I want a laser printout (8.5 x 11 Letter) of your Jack and Jill Photoshop assignment at the start of class on Weds. Save from Photoshop as a .tif and use InDesign to make the .ps/.pdf to print to the laser printer. You will need to add money to your Print Audit account if you haven’t already done so to print to the OP1224 laser printer.

Find a damaged photo (or, use the one I worked with today) and retouch out all the damage in the photograph as best you can with your existing Photoshop skills – primarily using the clone stamp tool and whatever other tool(s) you think might work in restoring the image. Your options are to use pixels from other areas in the image, adjust the pixels (lightness/darkness, hue, saturation, etc..), or make new pixels (this option is the most difficult). You have until Friday for that one (I want retouched image laser printed on Friday at the start of class).

Remember to save anything you have done in the last couple of weeks (as a .jpg) and upload to your blog and start posting. I like reading your trials and tribulations.

.ps to .pdf

In the near future you may encounter problems submitting your print job to the inkjet printer in OP1250 (OP Output) The problem typically is due to the file size of the pdf you are making. The .pdf is too large (larger than 48 MB in size). Yes, Adobe Photoshop, Illustrator have the “Save As” to .pdf option and InDesign has the “Export” option, but these paths to a .pdf do not by default compress the file size of the .pdf. You need to adjust the .pdf presets as you “Save As” (a pdf dialog box should pop up) in Photoshop and Illustrator and/or click on the “Adobe PDF Presets prior to “Export” and adjust the presets to lower the file size. In the dialog box, select the “Smallest File Size” present, then click on the “Compression” option in the left column of the dialog box. Resize from 100 ppi to 150 ppi in the Color and Grayscale Images options then click “Save” or “Export”

The best process for creating a small file size pdf is to “Print” to a .ps (Postscript) file and use Acrobat Distiller, distill the .ps file to a .pdf – using the “Standard” preset.
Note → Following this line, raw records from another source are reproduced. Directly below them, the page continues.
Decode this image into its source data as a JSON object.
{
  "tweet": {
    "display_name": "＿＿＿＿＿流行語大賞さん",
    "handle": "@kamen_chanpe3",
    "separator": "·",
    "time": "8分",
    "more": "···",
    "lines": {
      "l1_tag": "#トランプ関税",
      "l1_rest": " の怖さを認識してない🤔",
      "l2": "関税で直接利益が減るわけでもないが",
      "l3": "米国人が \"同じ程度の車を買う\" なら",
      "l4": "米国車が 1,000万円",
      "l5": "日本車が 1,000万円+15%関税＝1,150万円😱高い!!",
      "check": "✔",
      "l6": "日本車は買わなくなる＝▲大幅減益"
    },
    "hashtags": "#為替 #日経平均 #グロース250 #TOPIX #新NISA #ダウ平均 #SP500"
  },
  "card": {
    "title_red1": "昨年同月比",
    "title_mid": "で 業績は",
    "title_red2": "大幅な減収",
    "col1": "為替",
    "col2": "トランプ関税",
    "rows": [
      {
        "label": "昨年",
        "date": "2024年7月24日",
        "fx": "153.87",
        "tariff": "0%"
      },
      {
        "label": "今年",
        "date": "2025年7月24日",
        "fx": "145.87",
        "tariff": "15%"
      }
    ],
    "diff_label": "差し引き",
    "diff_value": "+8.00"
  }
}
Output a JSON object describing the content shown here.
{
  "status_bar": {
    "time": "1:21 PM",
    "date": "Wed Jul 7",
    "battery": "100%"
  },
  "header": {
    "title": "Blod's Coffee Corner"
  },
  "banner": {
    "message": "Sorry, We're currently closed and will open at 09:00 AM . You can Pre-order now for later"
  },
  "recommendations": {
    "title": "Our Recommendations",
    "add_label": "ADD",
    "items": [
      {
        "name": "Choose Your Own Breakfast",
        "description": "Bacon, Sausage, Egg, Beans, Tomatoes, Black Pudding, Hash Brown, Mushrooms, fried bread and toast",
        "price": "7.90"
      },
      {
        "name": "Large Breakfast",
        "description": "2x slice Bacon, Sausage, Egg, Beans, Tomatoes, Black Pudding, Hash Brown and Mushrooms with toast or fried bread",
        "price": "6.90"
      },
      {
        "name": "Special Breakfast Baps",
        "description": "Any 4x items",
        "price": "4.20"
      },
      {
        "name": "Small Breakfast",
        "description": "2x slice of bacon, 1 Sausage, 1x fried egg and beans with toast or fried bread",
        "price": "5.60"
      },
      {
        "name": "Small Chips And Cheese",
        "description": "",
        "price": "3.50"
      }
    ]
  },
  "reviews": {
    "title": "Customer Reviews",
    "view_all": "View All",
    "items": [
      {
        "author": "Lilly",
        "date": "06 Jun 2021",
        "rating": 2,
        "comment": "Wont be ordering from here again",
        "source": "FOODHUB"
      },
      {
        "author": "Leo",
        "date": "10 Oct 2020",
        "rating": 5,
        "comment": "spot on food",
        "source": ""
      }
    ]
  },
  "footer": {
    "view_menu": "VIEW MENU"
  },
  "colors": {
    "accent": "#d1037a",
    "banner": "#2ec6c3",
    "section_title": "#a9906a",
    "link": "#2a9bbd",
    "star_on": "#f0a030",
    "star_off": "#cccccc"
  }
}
This process will typically take a 60 to 80 MB .psd file and creates a 1.2 to 1.8 MB .pdf. I will go over this again in class tomorrow. Print the job and in the Print dialog box, select Postscript Printer instead of an actual printer and make sure you select the Acrobat 9 PPD (Postscript Page Description). Walk through all the options and choose the appropriate settings as you normally would do if printing to an actual printer. When you click the print button, the software will “print” the data to a file (make sure you know where you are sending the .ps file). Drag and drop the .ps file into Acrobat Distiller and it will crunch your. ps file and make you a .pdf. Now you now have the most reliable .pdf you can make.

Too bad this process is no longer supported by Adobe or Apple. We had to hack the computers and set them up to do this. If you want to be able to do this on your own Mac, see me. I can show you how.